A strategy for reading Heschel's major works, as well as a new route to understanding religious writing in general: a lucid study of modern religious and ethical thought using literary criticism.
Holiness in Words: Abraham Joshua Heschel's Poetics of Piety is both an introduction to reading Heschel's works in English, and an in-depth study of the way his literary style can transform the consciousness of readers. Heschel's life and works respond to the contemporary crisis in religion, formulating positions on faith and despair, racism and social justice, the Holocaust, interreligious dialogue, and the availability of God's presence. We study Heschel's theory and use of literary language, his "poetics of piety," in order to elucidate his narrative strategy to teach God-centered (or prophetic) thinking.
The book traces the major themes of his "depth theology," awe and radical amazement, the meaning of symbol, ritual, prayer, and mystical insight. Historical and biographical information clarifies Heschel's implicit polemic with Martin Buber and a supplemental study guide provides sources for each chapter and suggestions for further thought and discussion.
Edward K. Kaplan is Professor of French and Comparative Literature and Research Associate at the Tauber Institute for the Study of European Jewry at Brandeis University. In addition to books on the French writers Jules Michelet and Charles Baudelaire, he has published extensively on Abraham Joshua Heschel, Thomas Merton, and Howard Thurman.
"A brilliant, and at the same time, moving, and deeply personal interpretation of the works of one of the greatest religious thinkers of this century. By skillfully analyzing Heschel's rhetoric and mastery of language—his 'poetics of faith'—Edward Kaplan acts as a guide to Heschel's writings for the specialist as well as the general reader, for Jew as well as non-Jew. Holiness in Words enables us to see that what Heschel wrote of scripture applies to his own works: '. ..the words became a live wire charged with His spirit. '" — Eva Fleischner, Professor Emerita, Montclair State University

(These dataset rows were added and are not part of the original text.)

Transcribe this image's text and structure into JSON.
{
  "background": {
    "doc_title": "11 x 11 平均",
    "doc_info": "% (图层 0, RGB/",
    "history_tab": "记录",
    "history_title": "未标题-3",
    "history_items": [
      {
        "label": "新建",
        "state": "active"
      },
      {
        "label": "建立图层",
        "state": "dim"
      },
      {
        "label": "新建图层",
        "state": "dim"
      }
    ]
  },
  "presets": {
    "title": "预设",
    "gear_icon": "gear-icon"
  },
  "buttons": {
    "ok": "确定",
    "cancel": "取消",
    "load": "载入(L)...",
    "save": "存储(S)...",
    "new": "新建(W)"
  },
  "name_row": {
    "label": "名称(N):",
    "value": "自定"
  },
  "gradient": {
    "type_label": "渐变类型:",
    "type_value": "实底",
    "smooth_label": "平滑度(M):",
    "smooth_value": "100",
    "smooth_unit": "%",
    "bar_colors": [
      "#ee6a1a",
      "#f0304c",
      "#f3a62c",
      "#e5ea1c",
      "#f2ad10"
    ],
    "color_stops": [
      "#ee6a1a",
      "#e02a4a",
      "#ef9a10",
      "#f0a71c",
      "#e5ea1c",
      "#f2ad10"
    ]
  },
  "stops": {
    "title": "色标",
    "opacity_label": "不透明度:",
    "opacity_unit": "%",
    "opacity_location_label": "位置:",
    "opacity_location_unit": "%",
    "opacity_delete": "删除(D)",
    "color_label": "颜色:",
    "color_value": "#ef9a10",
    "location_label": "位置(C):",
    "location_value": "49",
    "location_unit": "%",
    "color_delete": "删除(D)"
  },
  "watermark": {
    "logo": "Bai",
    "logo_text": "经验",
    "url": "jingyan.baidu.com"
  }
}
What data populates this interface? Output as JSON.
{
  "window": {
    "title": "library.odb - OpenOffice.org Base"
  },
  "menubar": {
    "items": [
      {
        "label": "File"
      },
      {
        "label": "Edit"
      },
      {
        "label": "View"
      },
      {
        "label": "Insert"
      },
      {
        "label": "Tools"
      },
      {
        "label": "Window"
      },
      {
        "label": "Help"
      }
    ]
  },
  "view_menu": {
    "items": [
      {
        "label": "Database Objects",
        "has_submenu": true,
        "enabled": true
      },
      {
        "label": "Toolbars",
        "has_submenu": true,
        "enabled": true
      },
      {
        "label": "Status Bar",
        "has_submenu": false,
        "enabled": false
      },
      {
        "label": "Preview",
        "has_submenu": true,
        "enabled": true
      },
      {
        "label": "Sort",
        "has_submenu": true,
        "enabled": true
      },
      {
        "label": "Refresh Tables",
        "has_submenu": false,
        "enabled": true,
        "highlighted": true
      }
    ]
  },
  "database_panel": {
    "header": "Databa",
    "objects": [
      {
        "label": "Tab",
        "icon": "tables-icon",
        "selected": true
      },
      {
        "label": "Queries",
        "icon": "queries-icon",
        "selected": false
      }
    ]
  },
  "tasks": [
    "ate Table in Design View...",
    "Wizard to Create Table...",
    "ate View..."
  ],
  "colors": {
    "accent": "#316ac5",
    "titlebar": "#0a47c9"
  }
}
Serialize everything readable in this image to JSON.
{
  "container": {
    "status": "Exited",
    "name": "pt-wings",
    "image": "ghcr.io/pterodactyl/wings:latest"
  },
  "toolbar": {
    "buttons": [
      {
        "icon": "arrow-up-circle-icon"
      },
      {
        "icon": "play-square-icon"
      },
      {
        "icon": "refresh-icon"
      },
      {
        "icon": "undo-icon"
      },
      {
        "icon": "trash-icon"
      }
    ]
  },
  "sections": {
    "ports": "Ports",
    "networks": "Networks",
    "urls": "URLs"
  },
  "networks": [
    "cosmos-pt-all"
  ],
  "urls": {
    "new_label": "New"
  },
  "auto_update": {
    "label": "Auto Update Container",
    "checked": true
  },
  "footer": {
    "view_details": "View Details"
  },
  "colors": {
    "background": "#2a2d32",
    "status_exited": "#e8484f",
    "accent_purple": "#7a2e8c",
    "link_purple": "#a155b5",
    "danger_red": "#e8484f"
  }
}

"Once again—and in a new way—the theological and moral nuances of Heschel's spiritual passion can be heard. Kaplan has set our ear to sounds long-forgotten or never known. His work is no deposit of academic travail, but exemplifies scholarship as service in the highest sense.
"A lifetime of listening has gone into the making of this book. Over many years, Edward Kaplan has contributed careful and perceptive studies on Heschel's poetic rhetoric, on his understanding of prophecy and prophetic consciousness, and on the moral life and its relationship to mysticism and transcendence. They are now put to the service of a full-scale exposition of Heschel's thought and spiritual orientation. " — From the Foreword by Michael Fishbane
"This work is an unusually poignant and unique study of understanding modern religious thought using literary criticism. Unrelated to this observation, but of equal significance, is the author's important presentation of Heschel's response to the Holocaust. Also important is his linkage between Heschel's theology—particularly his views of prophecy, and his biography—especially his involvement in social action. While other writers on Heschel have touched on these issues, no other author has done it with such depth or with such clarity. The focus upon the aesthetic features of Heschel's work makes this work unique and significant. The delineation of Heschel's 'sacred humanism' is very well done and could serve as a model for dealing with similar thinkers, e. g., Thomas Merton. " — Byron L. Sherwin, Spertus Institute of Jewish Studies